Do you really need CPA, or will a bookkeeper do?

Assess your needs

Every organization needs to make smart decisions with its money and pay its taxes. The accounting function:

  • Tracks financial transactions
  • Identifies financial problems and opportunities
  • Assesses financial performance
  • Prepares and files tax returns

So do you need an accountant, a bookkeeper, or both? The answer depends upon how much you want to take on internally and how much expert advice you need.

CPAs

A CPA analyzes bookkeeping reports. A CPA's job is to help clients examine their options and make good decisions about:

  • Tax strategies
  • Cash flow management
  • Measuring profit and loss
  • Borrowing and investing
  • Corresponding with the state and federal taxing authorities
  • Buying and selling property or equipment
  • Preventing fraud and misappropriation of funds
  • Setting up bookkeeping systems

Unlike bookkeepers, CPAs are required to have college degrees, pass a four-part CPA exam, and commit to ongoing education. A CPA license authorizes an accountant to issue an opinion on bookkeeping reports and represent his/her client before the IRS.

Bookkeeping

Bookkeeping is the job of keeping track of a business’s money: the checks it writes, the bills it needs to pay, the money it is owed, the deposits it makes, the inventory it is holding. A bookkeeper:

  • Collects, organizes, and records daily transactions
  • Produces financial statements, balance sheets, and other reports
  • Maintains the company’s checkbook

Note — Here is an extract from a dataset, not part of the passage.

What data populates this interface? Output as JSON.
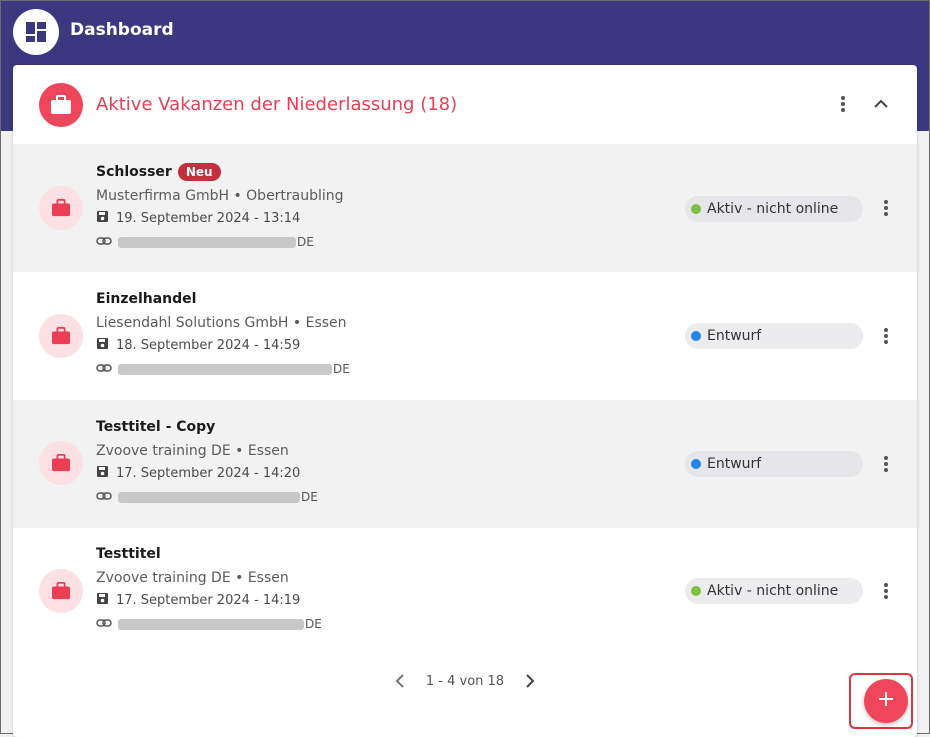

Bookkeepers keep records and prepare reports. But the bookkeeping profession is not regulated, and only a CPA has the education and credentials to perform analyses and provide recommendations that businesses need for decision-making.

Every company needs someone who can manage day-to-day record-keeping. But a company that is looking for expertise in analyzing its financial situation and making strategic decisions is a company that is looking for a CPA.

Read about the difference between accountants and CPAs.